Las Vegas Weekly: Klobuchar or Biden for president.

B.J. Rudell: New Hampshire primary turnout a boost to Democrats.

Bill Schneider: New Hampshire Democrats did their jobs.



A new poll shows a tight race between Republicans seeking to unseat Sen. Doug Jones (D-Ala.). Former Attorney General Jeff SessionsJefferson (Jeff) Beauregard SessionsTrump's policies on refugees are as simple as ABCs Ocasio-Cortez, Velázquez call for convention to decide Puerto Rico status White House officials voted by show of hands on 2018 family separations: report MORE is at 31 percent, followed by former Auburn football coach Tommy Tuberville at 29 percent and Rep. Bradley ByrneBradley Roberts ByrneBottom line Jerry Carl wins GOP Alabama runoff to replace Rep. Bradley Byrne Jeff Sessions loses comeback bid in Alabama runoff MORE (R-Ala.) at 17 percent.



Top black members of Congress sent a letter to Democratic National Committee (DNC) chairman Tom PerezThomas Edward PerezClinton’s top five vice presidential picks Government social programs: Triumph of hope over evidence Labor’s 'wasteful spending and mismanagement” at Workers’ Comp MORE venting frustration about the bungled Iowa caucuses and asking for a meeting to discuss their concerns with him, BuzzFeed reports.




Sanders: 29 percent (+4)

Biden: 19 percent (-3)

Bloomberg: 18 percent (+1)

Buttigieg: 11 percent (+/-0)

Warren: 10 percent (-1)

Klobuchar: 5 percent (+2)
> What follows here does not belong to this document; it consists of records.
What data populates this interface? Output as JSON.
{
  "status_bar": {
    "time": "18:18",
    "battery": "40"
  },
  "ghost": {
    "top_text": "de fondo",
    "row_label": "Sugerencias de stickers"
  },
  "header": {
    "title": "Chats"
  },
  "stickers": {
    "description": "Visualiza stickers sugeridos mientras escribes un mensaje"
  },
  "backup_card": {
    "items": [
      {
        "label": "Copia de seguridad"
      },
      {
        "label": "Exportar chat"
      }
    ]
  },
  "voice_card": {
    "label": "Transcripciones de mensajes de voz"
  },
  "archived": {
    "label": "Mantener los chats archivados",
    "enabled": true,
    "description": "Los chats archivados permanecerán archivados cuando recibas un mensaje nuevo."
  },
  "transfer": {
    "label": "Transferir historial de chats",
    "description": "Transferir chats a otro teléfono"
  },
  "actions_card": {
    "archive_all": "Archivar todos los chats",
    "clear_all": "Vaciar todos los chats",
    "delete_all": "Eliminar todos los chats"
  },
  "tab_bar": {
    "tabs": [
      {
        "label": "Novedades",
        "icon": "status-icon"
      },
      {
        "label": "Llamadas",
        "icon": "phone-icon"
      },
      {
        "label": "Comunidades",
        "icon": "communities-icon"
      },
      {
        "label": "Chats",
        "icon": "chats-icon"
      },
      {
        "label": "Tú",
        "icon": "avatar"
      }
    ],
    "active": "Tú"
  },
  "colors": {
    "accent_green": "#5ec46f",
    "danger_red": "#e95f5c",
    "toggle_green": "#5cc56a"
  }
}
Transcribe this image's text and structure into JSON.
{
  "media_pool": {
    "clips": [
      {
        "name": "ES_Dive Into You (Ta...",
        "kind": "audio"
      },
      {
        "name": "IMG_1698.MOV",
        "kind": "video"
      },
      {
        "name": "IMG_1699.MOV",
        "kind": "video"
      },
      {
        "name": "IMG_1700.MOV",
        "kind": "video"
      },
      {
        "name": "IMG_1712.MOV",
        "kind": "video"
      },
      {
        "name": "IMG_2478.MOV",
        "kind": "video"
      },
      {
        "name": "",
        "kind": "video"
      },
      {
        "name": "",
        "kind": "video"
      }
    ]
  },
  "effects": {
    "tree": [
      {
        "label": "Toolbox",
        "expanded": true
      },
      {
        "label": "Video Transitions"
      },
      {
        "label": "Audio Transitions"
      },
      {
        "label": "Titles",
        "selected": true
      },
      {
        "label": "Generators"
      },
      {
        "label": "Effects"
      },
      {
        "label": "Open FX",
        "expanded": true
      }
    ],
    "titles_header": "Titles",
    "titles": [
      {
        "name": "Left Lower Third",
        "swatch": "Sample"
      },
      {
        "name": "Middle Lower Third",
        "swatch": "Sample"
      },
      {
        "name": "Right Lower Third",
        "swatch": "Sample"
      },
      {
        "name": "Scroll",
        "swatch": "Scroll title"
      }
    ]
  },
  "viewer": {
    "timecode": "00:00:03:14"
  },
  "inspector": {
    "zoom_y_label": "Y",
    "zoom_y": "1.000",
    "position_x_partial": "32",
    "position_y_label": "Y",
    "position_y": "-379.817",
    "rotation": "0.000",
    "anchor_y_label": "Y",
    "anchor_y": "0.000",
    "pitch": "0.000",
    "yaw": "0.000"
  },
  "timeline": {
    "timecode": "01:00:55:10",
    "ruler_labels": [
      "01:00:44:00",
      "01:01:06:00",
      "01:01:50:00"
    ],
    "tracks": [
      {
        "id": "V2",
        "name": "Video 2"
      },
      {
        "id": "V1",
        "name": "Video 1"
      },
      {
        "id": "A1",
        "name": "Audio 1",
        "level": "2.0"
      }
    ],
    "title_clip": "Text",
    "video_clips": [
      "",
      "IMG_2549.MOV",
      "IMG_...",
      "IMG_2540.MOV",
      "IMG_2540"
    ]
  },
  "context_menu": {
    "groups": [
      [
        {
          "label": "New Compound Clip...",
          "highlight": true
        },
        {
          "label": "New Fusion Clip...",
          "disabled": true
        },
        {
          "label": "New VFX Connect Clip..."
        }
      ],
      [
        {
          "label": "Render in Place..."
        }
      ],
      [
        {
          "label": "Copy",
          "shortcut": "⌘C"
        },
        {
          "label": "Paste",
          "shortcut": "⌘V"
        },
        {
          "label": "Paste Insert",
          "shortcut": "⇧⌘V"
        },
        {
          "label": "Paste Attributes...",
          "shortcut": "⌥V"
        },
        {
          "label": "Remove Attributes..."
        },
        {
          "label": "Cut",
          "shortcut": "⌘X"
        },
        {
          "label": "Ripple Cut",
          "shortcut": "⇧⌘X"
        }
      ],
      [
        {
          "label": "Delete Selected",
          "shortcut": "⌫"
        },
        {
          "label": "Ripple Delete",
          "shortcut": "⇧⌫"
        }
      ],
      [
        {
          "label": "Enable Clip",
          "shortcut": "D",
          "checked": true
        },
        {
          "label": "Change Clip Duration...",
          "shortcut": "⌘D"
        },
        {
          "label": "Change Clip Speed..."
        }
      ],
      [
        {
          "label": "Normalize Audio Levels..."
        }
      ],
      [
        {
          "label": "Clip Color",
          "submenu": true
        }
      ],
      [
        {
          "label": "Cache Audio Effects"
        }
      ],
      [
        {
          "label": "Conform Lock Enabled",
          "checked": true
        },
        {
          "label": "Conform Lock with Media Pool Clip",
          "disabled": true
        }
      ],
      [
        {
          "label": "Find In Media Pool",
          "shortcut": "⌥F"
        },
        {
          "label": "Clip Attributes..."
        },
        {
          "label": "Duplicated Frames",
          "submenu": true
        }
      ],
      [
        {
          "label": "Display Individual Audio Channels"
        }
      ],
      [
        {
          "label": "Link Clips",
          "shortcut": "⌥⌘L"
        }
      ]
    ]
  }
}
Jeff Sessions: 31 percent

Tommy Tuberville: 29 percent

Bradley Byrne: 17 percent

Roy MooreRoy Stewart MooreVulnerable Senate Democrat urges unity: 'Not about what side of the aisle we're on' Sessions hits back at Trump days ahead of Alabama Senate runoff Judge allows Roy Moore lawsuit over Sacha Baron Cohen prank to proceed MORE: 5 percent

Other: 2 percent

Undecided: 16 percent


Also, 14 states will vote on March 3, or Super Tuesday, when about one-third of all the convention delegates will be allocated. The Hill's Tal Axelrod has the rundown here of where the 2020 candidates stand in the polls in those states as the election goes national.



There are 9 days until the Nevada caucuses, 16 days until the South Carolina primary and 19 days until Super Tuesday. 


CNN will host town hall events with five Democratic presidential candidates next week ahead of the Nevada caucuses. The first round of forums will begin on Tuesday. Here's the full lineup:



8 p.m. EST: Bernie Sanders

9 p.m. EST: Pete Buttigieg

10 p.m. EST: Amy Klobuchar



8 p.m. EST: Joe Biden

9 p.m. EST: Elizabeth WarrenElizabeth WarrenWarren, Schumer introduce plan for next president to cancel ,000 in student debt The Hill's 12:30 Report - Presented by Facebook - Don't expect a government check anytime soon No new taxes for the ultra rich — fix bad tax policy instead MORE



MEME CAMPAIGN: Bloomberg is quite literally launching a meme campaign as part of his 2020 presidential bid, and a broader play to attract GenZ voters. 

The New York Times reported on Thursday that Bloomberg's campaign has teamed up with Meme2020 to push out clever and funny ads to first time voters. 

Mick Purzycki is the mastermind before Meme2020, and also serves as the CEO of Jerry Media. 

You've probably come across Jerry Media's F*** Jerry Instagram account, which often posts witty memes aimed at GenZers and millennials. 

In fact, this Bloomberg meme was posted on the account last night. 



Bloomberg's meme game is just part of a broader strategy to attract, and maybe even fire up, young and first-time voters. It also gives us another look at his Super Tuesday strategy. 

We'll see you again tomorrow with the latest campaign news!